In simple point of fact, the only thing a muscle really does is get shorter. That is how it works. If a muscle has one goal in life, it is to bring its two insertion points closer together. With muscles that cross only one joint, this is pretty simple. Brachiallis at the elbow gets shorter and the elbow flexes. Biceps brachii, on the other hand, crosses the elbow and the shoulder, as well as spanning the space between radius and ulna. So when the two ends try to get closer together, there are many possibilities: The shoulder could flex; the elbow could flex; the radio-ulnar joint could supinate. To accentuate the desired effects, the brain fires synergists.
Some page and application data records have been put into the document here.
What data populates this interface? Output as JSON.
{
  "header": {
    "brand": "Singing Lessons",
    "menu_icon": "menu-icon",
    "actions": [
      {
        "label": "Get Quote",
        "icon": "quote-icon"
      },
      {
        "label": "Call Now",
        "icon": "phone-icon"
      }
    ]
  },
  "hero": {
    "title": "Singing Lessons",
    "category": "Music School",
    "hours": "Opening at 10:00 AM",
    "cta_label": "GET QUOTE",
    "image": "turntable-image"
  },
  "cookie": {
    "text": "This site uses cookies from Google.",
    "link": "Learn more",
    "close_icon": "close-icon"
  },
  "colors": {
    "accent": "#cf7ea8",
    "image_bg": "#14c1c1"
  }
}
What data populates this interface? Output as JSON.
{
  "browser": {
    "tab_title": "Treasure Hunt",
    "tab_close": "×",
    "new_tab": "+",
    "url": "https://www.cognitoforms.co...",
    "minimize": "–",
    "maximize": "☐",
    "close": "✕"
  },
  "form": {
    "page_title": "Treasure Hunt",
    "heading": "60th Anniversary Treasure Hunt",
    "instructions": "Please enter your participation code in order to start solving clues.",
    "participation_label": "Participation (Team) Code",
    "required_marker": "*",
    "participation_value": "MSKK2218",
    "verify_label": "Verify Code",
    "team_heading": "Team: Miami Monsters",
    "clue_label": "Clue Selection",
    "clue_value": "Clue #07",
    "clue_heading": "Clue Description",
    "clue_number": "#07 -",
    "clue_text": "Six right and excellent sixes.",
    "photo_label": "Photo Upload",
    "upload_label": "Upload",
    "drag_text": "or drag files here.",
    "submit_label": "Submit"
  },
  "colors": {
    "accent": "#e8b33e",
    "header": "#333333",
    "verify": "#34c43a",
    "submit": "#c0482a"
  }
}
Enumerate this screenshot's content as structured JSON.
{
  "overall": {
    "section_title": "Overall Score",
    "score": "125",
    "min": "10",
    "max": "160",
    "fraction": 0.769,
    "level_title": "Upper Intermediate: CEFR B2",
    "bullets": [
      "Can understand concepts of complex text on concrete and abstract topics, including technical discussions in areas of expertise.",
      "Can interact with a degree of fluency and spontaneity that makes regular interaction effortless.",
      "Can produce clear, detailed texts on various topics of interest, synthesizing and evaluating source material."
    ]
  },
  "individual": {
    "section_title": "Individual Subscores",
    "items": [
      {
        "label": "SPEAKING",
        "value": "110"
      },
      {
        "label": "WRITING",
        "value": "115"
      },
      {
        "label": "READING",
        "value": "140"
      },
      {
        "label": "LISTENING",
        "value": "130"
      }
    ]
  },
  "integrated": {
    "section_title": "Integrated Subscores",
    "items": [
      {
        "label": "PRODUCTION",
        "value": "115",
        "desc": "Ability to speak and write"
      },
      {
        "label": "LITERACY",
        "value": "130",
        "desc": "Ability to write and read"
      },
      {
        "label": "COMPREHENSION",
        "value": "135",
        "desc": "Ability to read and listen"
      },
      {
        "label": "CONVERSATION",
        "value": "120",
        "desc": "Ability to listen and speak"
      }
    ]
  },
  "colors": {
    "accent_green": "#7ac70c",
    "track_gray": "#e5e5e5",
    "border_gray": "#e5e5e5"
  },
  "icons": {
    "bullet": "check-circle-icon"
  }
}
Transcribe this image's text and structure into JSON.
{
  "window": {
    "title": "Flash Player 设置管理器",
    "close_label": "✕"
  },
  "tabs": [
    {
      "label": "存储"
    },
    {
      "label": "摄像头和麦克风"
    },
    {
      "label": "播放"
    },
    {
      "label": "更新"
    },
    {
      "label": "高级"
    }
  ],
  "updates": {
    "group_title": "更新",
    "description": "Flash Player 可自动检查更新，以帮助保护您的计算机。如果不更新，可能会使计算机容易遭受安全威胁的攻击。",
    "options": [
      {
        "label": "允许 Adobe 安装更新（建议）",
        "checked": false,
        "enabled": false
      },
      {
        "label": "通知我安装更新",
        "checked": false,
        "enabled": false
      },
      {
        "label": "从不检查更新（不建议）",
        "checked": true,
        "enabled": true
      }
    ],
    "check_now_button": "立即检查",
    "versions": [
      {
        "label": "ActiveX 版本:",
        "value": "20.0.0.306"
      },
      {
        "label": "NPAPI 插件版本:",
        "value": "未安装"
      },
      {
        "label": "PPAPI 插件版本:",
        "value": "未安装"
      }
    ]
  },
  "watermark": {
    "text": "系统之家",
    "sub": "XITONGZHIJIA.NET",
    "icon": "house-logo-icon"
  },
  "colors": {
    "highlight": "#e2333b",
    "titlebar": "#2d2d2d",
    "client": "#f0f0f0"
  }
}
So if elbow flexion is desired, brachiallis also fires. However, if shoulder flexion and supination are NOT desired, the muscular synergy must include a shoulder extensor to neutralize the shoulder flexion, and a pronator to neutralize the supination. The biceps is relatively simple compared to the psoas, but you can already see the layers of complexity in this simple muscle. To understand the many functions of the psoas, imagine 5 thread spools, connected with a string end to end through the middle, and these are attached with a hinge to the side of a sink, tilted on its side. Attached with a hinge to the bottom side of the sink is a stick. Now imagine you have a string connecting the top spool to the stick. If you tightened the string, would the stick move forward? would the spools? would the sink? Maybe the spools would collapse on one side while the sink moves backward and the stick stays still? Of course, the correct answer is ‘It depends’. If you could stabilize the spools in some way, or neutralize the movement of the stick, or if the spools started in front of the sink… all of these things and more contribute to the many potential functions of the psoas. The ‘furthermore’ in all of this is that people who produce more force in hip flexion have greater cross-sectional area of the psoas (Kubo et al, 2010, Copaver et al. 2012), hip flexion has been shown to be weakened after LIF surgery, which interferes with psoas but not iliacus function (Lee et al. 2013) and the psoas has been shown to contribute to hip flexion (Lewis et al. 2009) and both hip and lumbar flexion, as well as some other complex movements (Andersson et al. 2007). By contrast, Hu and others (2013) found that when people performed straight leg raises while standing on one leg, the psoas was active on both standing and gesture sides. They interpreted this to mean that maybe the psoas was only acting to stabilize the spine. Of course, maybe the muscle was stabilizing the spine on the standing side, but lifting the leg on the gesture side. On the balance of the evidence, I maintain that the psoas has many and varied roles, but to claim that it is not an ‘actual’ hip flexor is a rejection of the ‘actual’ scientific evidence. And thus endeth the rant. As well as my pedantry.
Don’t get me wrong. Having looked over the website and Katy Bowman’s excellent credentials and thinking, I hope Katy has the opportunity to influence lots of thinking around anatomy and biomechanics, because she is clear, down to earth, and cares about stuff I also think is important. I just have a few quibbles with some things written in her post. I hope to add a couple of video examples to make an illustration, but that will have to wait.
Feel free to comment, if I can figure out how to turn that on…